§ RECORDS

********************

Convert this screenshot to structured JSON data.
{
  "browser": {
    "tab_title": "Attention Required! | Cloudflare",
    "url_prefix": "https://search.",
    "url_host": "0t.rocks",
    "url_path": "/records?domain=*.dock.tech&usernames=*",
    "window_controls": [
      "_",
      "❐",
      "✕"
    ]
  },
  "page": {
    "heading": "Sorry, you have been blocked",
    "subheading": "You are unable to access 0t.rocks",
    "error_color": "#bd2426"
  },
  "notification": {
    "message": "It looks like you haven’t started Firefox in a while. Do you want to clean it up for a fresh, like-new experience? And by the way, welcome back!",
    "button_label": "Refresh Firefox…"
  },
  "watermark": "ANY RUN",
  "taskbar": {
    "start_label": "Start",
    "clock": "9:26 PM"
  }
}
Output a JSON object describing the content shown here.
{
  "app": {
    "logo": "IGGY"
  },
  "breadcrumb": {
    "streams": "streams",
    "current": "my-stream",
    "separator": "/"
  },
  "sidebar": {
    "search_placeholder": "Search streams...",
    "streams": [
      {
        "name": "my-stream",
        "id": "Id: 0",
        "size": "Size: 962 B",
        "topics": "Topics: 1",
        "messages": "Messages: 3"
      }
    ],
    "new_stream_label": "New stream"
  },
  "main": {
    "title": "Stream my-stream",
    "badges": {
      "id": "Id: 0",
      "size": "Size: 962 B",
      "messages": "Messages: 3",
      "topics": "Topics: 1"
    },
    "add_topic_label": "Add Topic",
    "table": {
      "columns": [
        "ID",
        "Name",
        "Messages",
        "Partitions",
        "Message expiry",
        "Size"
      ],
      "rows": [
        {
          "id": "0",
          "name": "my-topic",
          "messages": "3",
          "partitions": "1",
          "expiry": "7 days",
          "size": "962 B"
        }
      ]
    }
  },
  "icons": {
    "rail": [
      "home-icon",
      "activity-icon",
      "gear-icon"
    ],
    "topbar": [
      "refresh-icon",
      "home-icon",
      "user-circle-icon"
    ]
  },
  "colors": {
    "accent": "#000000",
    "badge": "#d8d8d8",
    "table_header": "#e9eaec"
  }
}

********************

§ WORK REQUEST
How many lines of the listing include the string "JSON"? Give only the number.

§ YOUR RESPONSE
2